... a variety of woodpeckers including the localized Black-headed Woodpecker (Pete Morris)

... a variety of woodpeckers including the localized Black-headed Woodpecker (Pete Morris)

... and Rufous-bellied Woodpecker (Pete Morris)

... and Rufous-bellied Woodpecker (Pete Morris)

... and raptors including the rare White-rumped Falcon (Pete Morris)

... and raptors including the rare White-rumped Falcon (Pete Morris)

... and the tiny Collared Falconet (Pete Morris)

... and the tiny Collared Falconet (Pete Morris)

Spot-billed Pelicans are relatively common still (Pete Morris)

Spot-billed Pelicans are relatively common still (Pete Morris)

... and we may well find the scarce Asian Golden Weaver (Pete Morris)

... and we may well find the scarce Asian Golden Weaver (Pete Morris)

The wonderful Oriental Plover is now known to pass through Cambodia on migration, and we will hope to coincide with a flock of these excellent birds (Pete Morris)

The wonderful Oriental Plover is now known to pass through Cambodia on migration, and we will hope to coincide with a flock of these excellent birds (Pete Morris)

Many of the flights and flight-inclusive holidays on this website are financially protected by the ATOL scheme. But ATOL protection does not apply to all holiday and travel services listed on this website. Please ask us to confirm what protection may apply to your booking. If you do not receive an ATOL Certificate then the booking will not be ATOL protected. If you do receive an ATOL Certificate but all the parts of your trip are not listed on it, those parts will not be ATOL protected. Please see our booking conditions for information, or for more for more information about financial protection and the ATOL Certificate go to: www.atol.org.uk/ATOL Certificate

Birdquest Ltd is Registered in England, Company No. 01568270. The address of our registered office is Two Jays, Kemple End, Stonyhurst, Clitheroe, Lancashire BB7 9QY

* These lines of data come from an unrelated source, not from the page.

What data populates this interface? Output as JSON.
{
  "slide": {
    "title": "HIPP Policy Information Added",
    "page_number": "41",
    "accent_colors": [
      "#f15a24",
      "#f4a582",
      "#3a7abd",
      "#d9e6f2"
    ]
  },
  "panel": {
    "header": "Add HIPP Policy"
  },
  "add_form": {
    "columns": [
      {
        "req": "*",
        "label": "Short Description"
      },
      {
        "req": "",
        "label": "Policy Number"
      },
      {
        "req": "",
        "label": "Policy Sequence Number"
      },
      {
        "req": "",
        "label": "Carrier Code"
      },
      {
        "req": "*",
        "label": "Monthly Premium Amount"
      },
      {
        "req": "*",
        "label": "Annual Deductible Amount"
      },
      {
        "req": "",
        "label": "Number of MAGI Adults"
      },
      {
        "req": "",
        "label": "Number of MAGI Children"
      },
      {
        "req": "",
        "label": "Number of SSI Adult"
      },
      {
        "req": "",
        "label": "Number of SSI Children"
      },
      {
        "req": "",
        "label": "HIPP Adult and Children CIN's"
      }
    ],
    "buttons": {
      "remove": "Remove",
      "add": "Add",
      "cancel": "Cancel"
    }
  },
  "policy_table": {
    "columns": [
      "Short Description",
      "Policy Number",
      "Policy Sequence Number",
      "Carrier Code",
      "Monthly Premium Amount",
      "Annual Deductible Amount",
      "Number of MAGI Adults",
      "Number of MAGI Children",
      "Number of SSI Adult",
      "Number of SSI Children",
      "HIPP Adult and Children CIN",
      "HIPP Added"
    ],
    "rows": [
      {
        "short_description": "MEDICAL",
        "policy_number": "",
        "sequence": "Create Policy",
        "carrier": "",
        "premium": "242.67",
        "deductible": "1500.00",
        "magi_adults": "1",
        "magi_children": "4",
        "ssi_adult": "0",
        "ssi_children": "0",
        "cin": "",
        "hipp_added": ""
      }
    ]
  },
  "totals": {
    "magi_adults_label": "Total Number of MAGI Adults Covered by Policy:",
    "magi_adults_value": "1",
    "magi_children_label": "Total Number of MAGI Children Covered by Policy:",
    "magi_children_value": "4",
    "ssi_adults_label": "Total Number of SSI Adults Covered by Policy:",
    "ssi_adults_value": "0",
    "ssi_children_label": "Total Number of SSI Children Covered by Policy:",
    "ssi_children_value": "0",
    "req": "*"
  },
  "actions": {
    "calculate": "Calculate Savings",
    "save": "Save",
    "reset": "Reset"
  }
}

top of page

Website crafted by the Accent Design Group.

Valid CSS| Level A compliant on bobby| 508 compliant on bobby| Valid XHTML 1.0 Transitional|